Sasakawa Fellows Reception 2016
The annual Sasakawa Fellows Reception, hosted by the Sasakawa Peace Foundation (SPF), was held at WMU on 28 October in the Sasakawa Auditorium. At the event, 21 students in the Class of 2016, who were sponsored by The Nippon Foundation through SPF, were honored as WMU Sasakawa Fellows. The total number of WMU Sasakawa Fellows now stands at 553 from more than 60 countries.

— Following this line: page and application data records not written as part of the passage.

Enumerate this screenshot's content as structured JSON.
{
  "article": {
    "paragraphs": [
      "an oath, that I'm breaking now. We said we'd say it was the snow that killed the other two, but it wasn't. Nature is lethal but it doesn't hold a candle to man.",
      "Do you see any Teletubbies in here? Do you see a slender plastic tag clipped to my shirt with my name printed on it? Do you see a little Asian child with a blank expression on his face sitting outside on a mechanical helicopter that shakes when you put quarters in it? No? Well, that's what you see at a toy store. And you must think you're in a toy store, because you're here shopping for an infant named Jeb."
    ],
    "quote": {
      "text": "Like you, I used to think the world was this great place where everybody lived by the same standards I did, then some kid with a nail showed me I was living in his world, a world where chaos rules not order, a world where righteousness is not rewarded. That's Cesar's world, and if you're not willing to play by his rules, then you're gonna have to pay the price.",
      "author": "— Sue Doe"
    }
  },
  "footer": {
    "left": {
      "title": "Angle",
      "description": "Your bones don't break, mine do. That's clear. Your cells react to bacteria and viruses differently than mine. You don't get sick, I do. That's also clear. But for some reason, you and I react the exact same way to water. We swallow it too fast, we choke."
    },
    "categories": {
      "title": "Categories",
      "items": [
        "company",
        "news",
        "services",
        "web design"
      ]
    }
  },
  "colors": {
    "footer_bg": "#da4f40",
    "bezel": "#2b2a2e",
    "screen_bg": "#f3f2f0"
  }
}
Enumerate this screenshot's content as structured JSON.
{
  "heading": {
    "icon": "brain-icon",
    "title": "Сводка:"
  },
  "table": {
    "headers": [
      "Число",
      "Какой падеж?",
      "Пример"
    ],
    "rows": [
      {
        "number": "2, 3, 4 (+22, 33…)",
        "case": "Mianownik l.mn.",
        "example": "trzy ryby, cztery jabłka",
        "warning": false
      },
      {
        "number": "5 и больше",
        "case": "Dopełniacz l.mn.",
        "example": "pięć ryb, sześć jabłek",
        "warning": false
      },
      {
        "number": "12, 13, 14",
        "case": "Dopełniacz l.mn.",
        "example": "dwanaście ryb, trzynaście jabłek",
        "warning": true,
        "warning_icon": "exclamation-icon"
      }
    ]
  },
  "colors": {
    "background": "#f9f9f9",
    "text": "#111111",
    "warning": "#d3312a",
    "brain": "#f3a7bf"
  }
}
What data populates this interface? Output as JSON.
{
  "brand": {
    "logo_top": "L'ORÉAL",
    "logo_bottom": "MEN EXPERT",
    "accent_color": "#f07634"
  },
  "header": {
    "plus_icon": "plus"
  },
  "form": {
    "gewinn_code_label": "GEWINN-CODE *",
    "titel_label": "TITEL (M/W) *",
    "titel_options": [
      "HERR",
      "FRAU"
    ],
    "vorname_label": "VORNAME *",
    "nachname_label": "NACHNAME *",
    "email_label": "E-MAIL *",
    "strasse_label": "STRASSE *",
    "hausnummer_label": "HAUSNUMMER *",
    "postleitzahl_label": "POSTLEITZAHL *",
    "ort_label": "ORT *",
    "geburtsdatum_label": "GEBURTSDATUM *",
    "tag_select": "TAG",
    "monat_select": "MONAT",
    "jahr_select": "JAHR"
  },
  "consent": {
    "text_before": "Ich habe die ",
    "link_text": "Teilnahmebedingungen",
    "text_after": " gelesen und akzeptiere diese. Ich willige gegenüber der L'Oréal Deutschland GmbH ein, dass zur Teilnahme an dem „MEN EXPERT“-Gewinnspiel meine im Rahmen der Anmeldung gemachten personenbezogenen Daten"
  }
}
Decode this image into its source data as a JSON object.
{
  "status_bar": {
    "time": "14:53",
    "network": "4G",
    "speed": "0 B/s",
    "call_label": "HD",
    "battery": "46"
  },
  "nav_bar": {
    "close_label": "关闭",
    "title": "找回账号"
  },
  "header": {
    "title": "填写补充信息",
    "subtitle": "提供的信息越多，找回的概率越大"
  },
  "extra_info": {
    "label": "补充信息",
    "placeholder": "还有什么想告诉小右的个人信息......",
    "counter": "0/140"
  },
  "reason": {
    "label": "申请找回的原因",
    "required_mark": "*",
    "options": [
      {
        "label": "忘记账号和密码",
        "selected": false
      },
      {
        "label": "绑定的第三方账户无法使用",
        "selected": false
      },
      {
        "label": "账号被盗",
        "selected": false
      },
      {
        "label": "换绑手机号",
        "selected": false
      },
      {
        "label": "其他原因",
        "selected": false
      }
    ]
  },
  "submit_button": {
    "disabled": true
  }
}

Mr Eisuke Kudo, Advisor to the Sasakawa Peace Foundation and member of the WMU Board of Governors, welcomed the guests that included Mr Koji Sekimizu, WMU Chancellor Emeritus and former IMO Secretary-General, Mr Efthymios Mitropoulos, Former Secretary-General of the IMO and Chancellor Emeritus of WMU, Mr Leif Almö, Honorary Consul of Japan, and the Chairman of the City Council, Mr Kent Andersson. The gathering also included dignitaries from IMO, University Governors, WMU faculty and staff, family members of the Fellows, Sasakawa Fellowship Students in the Class of 2017, and guests who would receive honorary awards at the graduation ceremony on 29 October.
Dr Cleopatra Doumbia-Henry, WMU President, addressed the gathering and remarked on the extraordinary support of The Nippon Foundation for the University since 1987. The President noted that in addition to the generous support for students, The Nippon Foundation further supports the capacity building mission of WMU by sponsoring three Professorial Chairs and an Associate Professor as well as numerous conferences and events connected with WMU. She stated, “We express our deepest gratitude to The Nippon Foundation for their partnership in supporting global maritime capacity building and creating a mini United Nations by supporting students from so many different countries and making their studies at WMU possible.”
Mr Mitsuyuki Unno, Executive Director of the Nippon Foundation, addressed the gathering and congratulated the students on the completion of their studies. He spoke of The Nippon Foundation’s commitment to maritime capacity building as well as the oceans noting a recent twitter campaign by the Foundation to gather one-word impressions of the oceans. He noted that 30 per cent of the responses were positive expressing the possibilities of the ocean including words such as “like, love, life, beach, beautiful, swim and sun”. Seventy per cent of the responses were negative with words such as “dirty, depletion, stress, pollution, death and crisis”. The Twitter responses, he said, are a reflection of society’s thoughts and feelings and that these words indirectly convey a sense of danger about the current condition of the oceans. He encouraged the new Sasakawa Fellows to transmit the endless possibilities of the oceans to society at large in order to change the negative 70 per cent to positive. Mr Unno welcomed the graduating students to the family of “Sasakawa Fellows” and presented them each with a certificate. Upon receiving the honor of Fellow, each recipient also became a member of the Friends of WMU, Japan.
At the reception that followed, Rodolfo John Paul Palattao from the Philippines addressed the gathering on behalf of the 2016 Sasakawa Fellows. He referred to the extraordinary experience of studying at WMU where he learned to work effectively with individuals from diverse cultures, and with diverse interpersonal styles, abilities, motivations and backgrounds. He stated, “This opportunity not only afforded me expanded technical knowledge, it was indeed character building which is something that resonates with everyone that has been part of the [WMU] programme. We thank The Nippon Foundation and the Sasakawa Peace Foundation for affording us this opportunity with only the altruistic expectation that we pay it forward and go back to our home countries and apply what we learned to institute improvements.”
With this ceremony, the Class of 2016 Fellows officially joined the global network of individuals whose lives have been changed by accepting their roles as Sasakawa Fellows. “Share the Pain. Share the Hope. Share the Future,” reflects The Nippon Foundation’s mission of social innovation to achieve a society where people support one another.
The Nippon Foundation, through SPF, is the largest fellowship donor to the University. In addition to the Fellowships, The Nippon Foundation has hosted a week-long field study to Japan for Sasakawa Fellowship Students and since 2001 has regularly hosted Sasakawa Fellow gatherings.